The program fired up the curiosity of several at Monday’s meeting, including Pastor Sue Koesterman, executive manager of Churches United for the Homeless, a shelter that is homeless the conference occured.
Koesterman stated often one crisis that is financial to a different after which another, causing a cascade of difficulty people might have trouble escaping from.
«They lose the capacity to future think,» Koesterman stated.
Grier consented and supplied an instance where church officials recently struggled with whether or not to make that loan to a female who’s striving to be a nursing assistant.
He stated the girl request did not meet the criteria quite lay out to make loans, but she had been issued one anyhow.
«we could see her breathing again,» Grier stated. «She surely could take into account the future once more.»
Community Financial solutions Association of America, a market group representing numerous lenders that are payday the usa, is alert to the industry’s image also it posts home elevators its web site pointing out of the importance of payday financing businesses.
The info includes a 2017 Federal Reserve report that discovered that 40 per cent of People in the us would find it difficult to protect a unforeseen cost of $400.
The report also claimed that significantly more than one-fifth of grownups aren’t able to cover their regular debts in complete.
«The Federal Reserve’s report demonstrates that which we have actually long understood: an incredible number of hard-working Americans reside paycheck-to-paycheck and find it difficult to bridge economic gaps or buy unanticipated costs,» said Dennis Shaul, the relationship’s CEO.

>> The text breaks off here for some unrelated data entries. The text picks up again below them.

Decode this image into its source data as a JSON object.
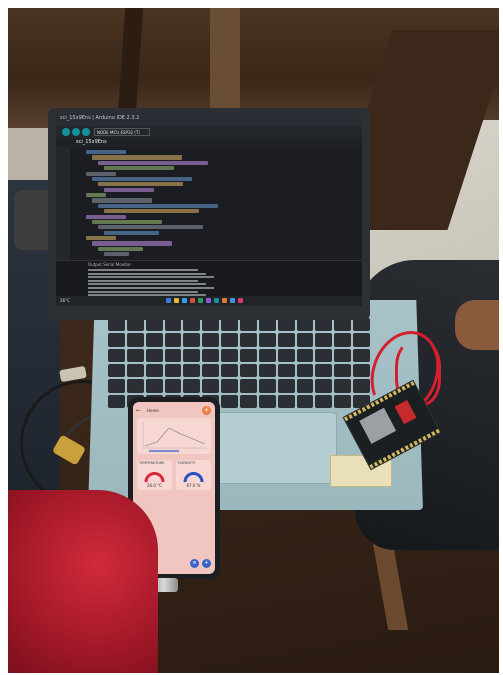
{
  "laptop": {
    "window_title": "sci_15x9Ens | Arduino IDE 2.3.2",
    "board_selector": "NODE MCU ESP32 (T)",
    "tab_label": "sci_15x9Ens",
    "output_label": "Output    Serial Monitor",
    "taskbar_weather": "26°C"
  },
  "phone_app": {
    "back_icon": "back-arrow-icon",
    "title": "Home",
    "add_label": "+",
    "gauge_left_label": "TEMPERATURE",
    "gauge_left_value": "26.0 °C",
    "gauge_right_label": "HUMIDITY",
    "gauge_right_value": "67.0 %",
    "fab_left": "≡",
    "fab_right": "+"
  },
  "colors": {
    "phone_screen": "#f1c6c0",
    "gauge_left": "#d9283a",
    "gauge_right": "#2b4fbf",
    "ide_accent": "#15919b"
  }
}
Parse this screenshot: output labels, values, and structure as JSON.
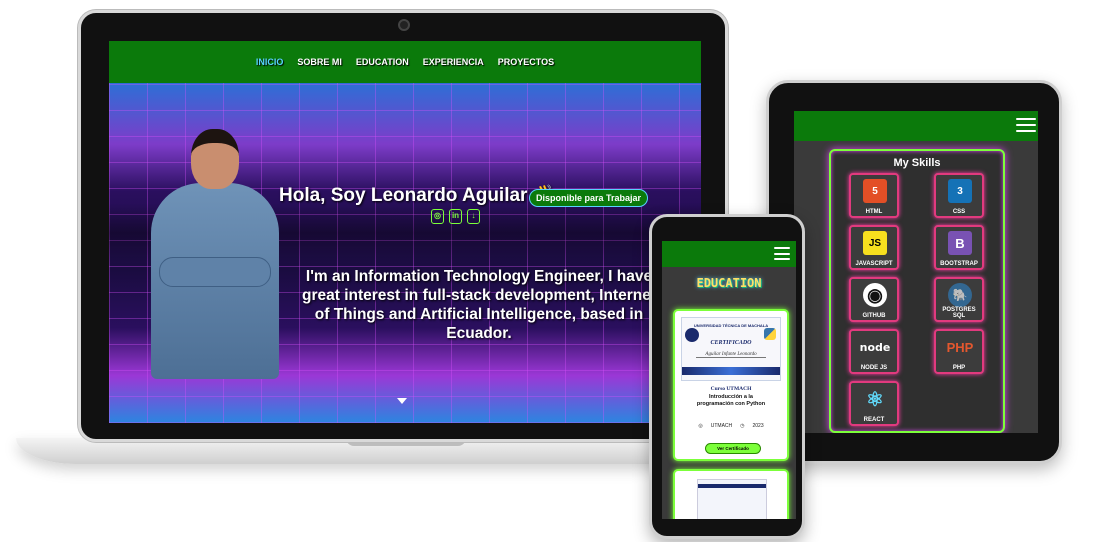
{
  "laptop": {
    "nav": {
      "items": [
        "INICIO",
        "SOBRE MI",
        "EDUCATION",
        "EXPERIENCIA",
        "PROYECTOS"
      ],
      "active": "INICIO"
    },
    "hero": {
      "greeting": "Hola, Soy Leonardo Aguilar 👋",
      "status_badge": "Disponible para Trabajar",
      "social_icons": [
        "github-icon",
        "linkedin-icon",
        "download-icon"
      ],
      "about": "I'm an Information Technology Engineer, I have great interest in full-stack development, Internet of Things and Artificial Intelligence, based in Ecuador."
    }
  },
  "tablet": {
    "menu_icon": "hamburger-menu-icon",
    "skills_title": "My Skills",
    "skills": [
      {
        "label": "HTML",
        "icon": "html5-icon",
        "color": "#e34f26",
        "glyph": "5"
      },
      {
        "label": "CSS",
        "icon": "css3-icon",
        "color": "#1572b6",
        "glyph": "3"
      },
      {
        "label": "JAVASCRIPT",
        "icon": "javascript-icon",
        "color": "#f7df1e",
        "glyph": "JS"
      },
      {
        "label": "BOOTSTRAP",
        "icon": "bootstrap-icon",
        "color": "#7952b3",
        "glyph": "B"
      },
      {
        "label": "GITHUB",
        "icon": "github-icon",
        "color": "#111111",
        "glyph": "◉"
      },
      {
        "label": "POSTGRES SQL",
        "icon": "postgresql-icon",
        "color": "#336791",
        "glyph": "🐘"
      },
      {
        "label": "NODE JS",
        "icon": "nodejs-icon",
        "color": "#3c3c3c",
        "glyph": "node"
      },
      {
        "label": "PHP",
        "icon": "php-icon",
        "color": "#3c3c3c",
        "glyph": "PHP"
      },
      {
        "label": "REACT",
        "icon": "react-icon",
        "color": "#3c3c3c",
        "glyph": "⚛"
      }
    ]
  },
  "phone": {
    "menu_icon": "hamburger-menu-icon",
    "section_title": "EDUCATION",
    "certificate": {
      "image_header": "UNIVERSIDAD TÉCNICA DE MACHALA",
      "image_title": "CERTIFICADO",
      "image_signature": "Aguilar Infante Leonardo",
      "name_line1": "Curso UTMACH",
      "name_line2": "Introducción a la",
      "name_line3": "programación con Python",
      "institution": "UTMACH",
      "year": "2023",
      "button": "Ver Certificado"
    }
  },
  "colors": {
    "nav_green": "#0b7a0b",
    "active_nav": "#58d4ff",
    "neon_green": "#7cff3a",
    "neon_pink": "#e23a7e"
  }
}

Intending at exactly just what he stated were misguided efforts to modify the industry, Shaul stated interest in small-dollar credit will even continue to exist if payday-type loans are no longer available.
«Removing customers’ use of small-dollar loans supplied through appropriate, certified lenders will simply exacerbate the monetary battles that an incredible number of Americans face and certainly will force them to show to unregulated, unlawful lenders running within the shadows,» Shaul stated.
Based on the relationship, about 12 million households utilize small-dollar loans every year.
Grier stated the local church financing program, called Neighbors Lending, aims to offer a cheaper alternative because they build a pool of funds which comes from contributions from people in First Lutheran’s congregation and a number of other area churches.
Congregation users will get their funds straight right back when loans are repaid, but Grier stated numerous donors appear fine aided by the concept of letting their money continue steadily to move in the neighborhood indefinitely.
Grier stated provided Exodus Lending’s experience, they truly are hoping payment prices is supposed to be high.
«We let them know, ‘Every payment you create is helping the next individual down the street,»’ Grier said.